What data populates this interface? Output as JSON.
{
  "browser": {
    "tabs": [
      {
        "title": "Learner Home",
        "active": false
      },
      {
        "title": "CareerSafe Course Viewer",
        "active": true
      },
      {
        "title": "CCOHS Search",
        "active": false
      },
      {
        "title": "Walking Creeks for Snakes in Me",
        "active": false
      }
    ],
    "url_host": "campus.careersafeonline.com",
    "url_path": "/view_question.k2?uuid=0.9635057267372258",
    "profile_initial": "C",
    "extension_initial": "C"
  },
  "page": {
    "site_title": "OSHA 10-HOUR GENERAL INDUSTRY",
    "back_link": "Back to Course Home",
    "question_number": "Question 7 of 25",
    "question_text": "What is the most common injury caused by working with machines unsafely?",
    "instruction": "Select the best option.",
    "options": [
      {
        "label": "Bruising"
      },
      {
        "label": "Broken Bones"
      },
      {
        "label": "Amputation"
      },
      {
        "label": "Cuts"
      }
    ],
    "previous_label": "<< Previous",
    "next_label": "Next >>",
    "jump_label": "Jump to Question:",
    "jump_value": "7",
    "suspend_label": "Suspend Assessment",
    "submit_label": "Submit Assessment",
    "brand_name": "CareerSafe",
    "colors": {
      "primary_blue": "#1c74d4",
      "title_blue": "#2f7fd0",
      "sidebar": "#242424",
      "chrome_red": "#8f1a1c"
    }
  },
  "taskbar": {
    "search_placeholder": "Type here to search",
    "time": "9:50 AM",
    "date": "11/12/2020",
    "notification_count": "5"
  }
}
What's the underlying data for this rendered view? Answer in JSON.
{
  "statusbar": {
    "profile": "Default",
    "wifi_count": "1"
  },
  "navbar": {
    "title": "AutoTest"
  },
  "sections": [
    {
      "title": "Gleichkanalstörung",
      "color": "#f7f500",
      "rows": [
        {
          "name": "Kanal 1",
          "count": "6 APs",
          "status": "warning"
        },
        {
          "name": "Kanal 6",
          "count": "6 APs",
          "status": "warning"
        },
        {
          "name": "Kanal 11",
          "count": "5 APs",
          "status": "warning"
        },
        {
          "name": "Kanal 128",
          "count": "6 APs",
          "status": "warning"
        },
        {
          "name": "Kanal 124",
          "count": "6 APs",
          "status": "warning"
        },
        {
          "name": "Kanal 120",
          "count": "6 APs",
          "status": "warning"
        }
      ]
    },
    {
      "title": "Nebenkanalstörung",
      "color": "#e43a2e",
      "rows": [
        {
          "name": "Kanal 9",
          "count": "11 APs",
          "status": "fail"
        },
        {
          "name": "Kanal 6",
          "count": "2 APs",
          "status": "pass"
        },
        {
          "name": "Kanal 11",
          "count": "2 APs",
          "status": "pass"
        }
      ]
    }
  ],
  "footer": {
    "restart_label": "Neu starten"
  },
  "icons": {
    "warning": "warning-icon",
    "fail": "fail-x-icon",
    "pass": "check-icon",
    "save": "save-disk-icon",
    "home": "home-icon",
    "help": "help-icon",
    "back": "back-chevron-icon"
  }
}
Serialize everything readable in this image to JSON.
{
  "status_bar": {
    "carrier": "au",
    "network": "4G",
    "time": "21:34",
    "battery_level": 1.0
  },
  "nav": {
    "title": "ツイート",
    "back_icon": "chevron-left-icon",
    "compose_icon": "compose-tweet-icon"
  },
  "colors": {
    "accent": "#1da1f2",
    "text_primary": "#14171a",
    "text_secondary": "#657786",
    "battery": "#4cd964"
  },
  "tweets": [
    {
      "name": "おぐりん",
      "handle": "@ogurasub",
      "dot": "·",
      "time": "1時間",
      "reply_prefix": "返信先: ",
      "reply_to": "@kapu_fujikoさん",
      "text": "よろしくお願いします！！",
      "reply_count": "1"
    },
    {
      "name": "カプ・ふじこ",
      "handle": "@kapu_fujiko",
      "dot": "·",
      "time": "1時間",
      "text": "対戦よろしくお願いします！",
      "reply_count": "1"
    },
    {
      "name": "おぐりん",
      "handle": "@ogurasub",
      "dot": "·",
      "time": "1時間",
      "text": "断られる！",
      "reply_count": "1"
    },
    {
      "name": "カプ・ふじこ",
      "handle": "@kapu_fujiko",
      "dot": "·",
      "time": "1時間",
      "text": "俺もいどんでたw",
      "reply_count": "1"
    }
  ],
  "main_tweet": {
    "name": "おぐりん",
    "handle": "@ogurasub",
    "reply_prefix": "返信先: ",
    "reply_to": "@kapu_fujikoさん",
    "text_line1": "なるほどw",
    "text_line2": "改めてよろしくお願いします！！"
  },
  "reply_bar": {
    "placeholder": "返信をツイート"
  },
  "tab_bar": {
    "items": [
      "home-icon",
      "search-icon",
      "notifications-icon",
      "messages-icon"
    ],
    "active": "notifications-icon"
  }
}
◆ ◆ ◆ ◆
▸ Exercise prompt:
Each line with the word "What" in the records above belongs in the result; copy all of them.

▸ Response to this exercise:
What data populates this interface? Output as JSON.
    "question_text": "What is the most common injury caused by working with machines unsafely?",
What's the underlying data for this rendered view? Answer in JSON.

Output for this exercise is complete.